By: Chris Wells, Staff Writer
Some students go to college to pledge a fraternity. Some run for positions in their university’s student government association. And other men join the rugby team.
The single, oval-shaped leather ball does more than just get tossed around.
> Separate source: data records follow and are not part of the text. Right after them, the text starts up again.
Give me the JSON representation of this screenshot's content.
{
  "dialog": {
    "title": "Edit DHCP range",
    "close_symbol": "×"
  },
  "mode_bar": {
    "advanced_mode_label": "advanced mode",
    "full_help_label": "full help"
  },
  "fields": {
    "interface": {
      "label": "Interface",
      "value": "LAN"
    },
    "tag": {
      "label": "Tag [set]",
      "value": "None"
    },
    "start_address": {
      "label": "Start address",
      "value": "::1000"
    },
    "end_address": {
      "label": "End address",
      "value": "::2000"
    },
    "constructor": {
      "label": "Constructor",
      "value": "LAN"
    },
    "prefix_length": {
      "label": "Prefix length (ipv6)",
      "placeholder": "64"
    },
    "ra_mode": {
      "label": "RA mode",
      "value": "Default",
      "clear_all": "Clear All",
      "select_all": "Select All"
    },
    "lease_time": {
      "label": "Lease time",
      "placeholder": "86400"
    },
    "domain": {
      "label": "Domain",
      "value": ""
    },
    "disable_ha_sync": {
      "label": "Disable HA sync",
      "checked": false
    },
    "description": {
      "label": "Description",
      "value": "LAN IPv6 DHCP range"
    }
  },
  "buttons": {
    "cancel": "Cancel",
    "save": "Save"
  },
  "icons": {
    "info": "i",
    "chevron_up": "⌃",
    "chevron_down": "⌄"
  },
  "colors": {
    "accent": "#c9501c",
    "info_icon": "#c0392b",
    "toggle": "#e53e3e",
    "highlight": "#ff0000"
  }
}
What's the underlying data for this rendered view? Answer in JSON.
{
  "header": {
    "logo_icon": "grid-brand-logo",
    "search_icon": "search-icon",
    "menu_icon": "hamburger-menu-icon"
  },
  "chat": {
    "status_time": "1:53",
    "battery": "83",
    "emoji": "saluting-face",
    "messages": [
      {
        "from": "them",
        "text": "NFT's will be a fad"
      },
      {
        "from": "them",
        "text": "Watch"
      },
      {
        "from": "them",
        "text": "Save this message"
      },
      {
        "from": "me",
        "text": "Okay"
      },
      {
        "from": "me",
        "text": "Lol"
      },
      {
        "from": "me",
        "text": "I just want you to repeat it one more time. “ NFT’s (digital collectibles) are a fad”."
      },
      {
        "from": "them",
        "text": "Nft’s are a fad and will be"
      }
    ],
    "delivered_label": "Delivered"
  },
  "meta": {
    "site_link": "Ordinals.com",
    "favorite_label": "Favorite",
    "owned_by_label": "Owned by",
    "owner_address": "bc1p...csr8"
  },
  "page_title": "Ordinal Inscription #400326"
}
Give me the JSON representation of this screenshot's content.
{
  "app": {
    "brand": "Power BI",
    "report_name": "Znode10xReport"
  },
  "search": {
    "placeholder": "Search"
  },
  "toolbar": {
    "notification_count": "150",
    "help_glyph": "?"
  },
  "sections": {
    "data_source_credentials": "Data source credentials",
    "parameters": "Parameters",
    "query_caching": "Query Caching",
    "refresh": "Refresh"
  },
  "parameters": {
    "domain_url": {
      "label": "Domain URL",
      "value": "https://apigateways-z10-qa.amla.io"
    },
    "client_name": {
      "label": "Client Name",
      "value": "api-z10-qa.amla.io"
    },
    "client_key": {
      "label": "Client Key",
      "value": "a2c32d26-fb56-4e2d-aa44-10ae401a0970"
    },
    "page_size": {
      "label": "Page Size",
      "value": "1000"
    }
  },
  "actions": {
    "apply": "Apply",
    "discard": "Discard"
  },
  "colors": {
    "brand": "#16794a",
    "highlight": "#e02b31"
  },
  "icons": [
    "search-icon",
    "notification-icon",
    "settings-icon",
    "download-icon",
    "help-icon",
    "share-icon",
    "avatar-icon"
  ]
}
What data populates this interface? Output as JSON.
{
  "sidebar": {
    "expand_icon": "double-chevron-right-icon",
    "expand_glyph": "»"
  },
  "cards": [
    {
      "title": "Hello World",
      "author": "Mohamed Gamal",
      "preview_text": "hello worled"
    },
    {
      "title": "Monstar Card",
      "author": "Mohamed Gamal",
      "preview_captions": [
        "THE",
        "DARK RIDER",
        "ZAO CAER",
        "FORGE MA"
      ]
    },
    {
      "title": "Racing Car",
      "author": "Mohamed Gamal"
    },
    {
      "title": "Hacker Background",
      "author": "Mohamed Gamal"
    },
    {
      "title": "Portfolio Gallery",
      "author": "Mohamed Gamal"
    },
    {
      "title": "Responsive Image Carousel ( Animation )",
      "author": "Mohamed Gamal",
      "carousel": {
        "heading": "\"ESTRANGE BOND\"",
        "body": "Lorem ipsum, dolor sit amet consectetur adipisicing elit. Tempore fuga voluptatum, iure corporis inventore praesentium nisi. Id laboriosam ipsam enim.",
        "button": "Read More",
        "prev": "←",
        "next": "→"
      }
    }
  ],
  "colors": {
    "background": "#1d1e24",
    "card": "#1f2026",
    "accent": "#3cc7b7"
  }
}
It unites roughly 50 men into a culture, a bond and a brotherhood.
For Tim Shields, the word “brotherhood” has literal and figurative meanings, as he and his brother are both members of Towson’s men’s rugby team.
“Me and my brother are really close, he plays outside center and I play wing, so we have a connection on the field that has been in the making since we were little,” Shields said. “The guys I’m not actually blood brothers with and the guys I came up in the ranks with since I was a freshman are the closest friends I’ve ever had in my life.”
After this weekend’s win against Salisbury, the team is 6-1 for regular season, and 2-0 for postseason.
The love of the game is strong, but playing alongside one another is what these players thrive on. Teammates have each other’s backs on and off the field.
“We play for each other because I know when you see someone go into a tackle, and you know someone is going to try and take the ball from them, you’re immediately there over top of them taking hits from the other team just to protect your guy with the ball,” senior member Tyler Honeycutt said.
For Honeycutt, the brotherhood within the team has had the most impact on his life.
“No matter where you go you have a boy with you and he’s always by your side,” he said. “I can look back and realize I’ve always had someone to lean on no matter what it is, and I know I’ve been there for plenty of people.”
The team conditions together twice a week, practices on field twice a week and says they love every minute of it. Even when players might need a break and don’t want to play anymore, they can’t walk away.
“I think the thing that it comes back to is the intensity,” senior member, John Schuberth, said. “Every time I think I might stop playing I always have a draw to come back, it’s almost like it’s an addiction.”
Even outside of the team, Schuberth said, the men are all close friends and support one another.
“You form relationships playing this more than in any other sport I ever played,” he said. “Something about the game just draws us together and builds a special bond.”
The sport of rugby is intense, and is unlike its cousin sport football because of the fast paced nature of the game. Yet, it’s that exact style of game play that the players love most.
“Practice is intense, more intense then I’ve had in other programs,” junior member, Anthony Bria, said. “When I played football in high school it was more relaxed, rugby practice is different, everyone comes out and it’s intense.”
No different than any other team or school, players will come and go, but the bonds teammates have formed will be with them even past their time at Towson.
“These are the guys I came into college with and the same dudes I’ll be hanging out with after college too,” Bria said. “You play a sport and its cool, but if you’re not going to love your team it’s hard to play. That’s one thing I love about this team, I love every one of them. I’m part of a fraternity too, but sports is just a different bond.”
These brother-like bonds have fueled the team to play with inspiration all season long.
“It’s not about just being the star player it’s about being a part of something bigger than yourself,” Shields said. “We have someone on our team that is battling a sickness right now and he’s what we’re playing for this season. He’s our incentive this year to go as far as we can.”
Towson defeated Salisbury 13-10 in a close, gut wrenching game to win its first ever Potomac Rugby Conference Championship Saturday, Nov. 7 in Severna Park. This victory avenged a 36-13 loss from earlier in the season on Oct. 17.
The Tigers are ranked 5th in the nation, and will move on to play in the national playoffs Nov. 20-21 for the fifth straight year.
The brotherhoods formed throughout the team are like tattoos, they said, it’s going to be with them forever.
“One hundred percent [this sport], has changed my life for the better,” Honeycutt said. “I’ve got it tattooed on my leg.”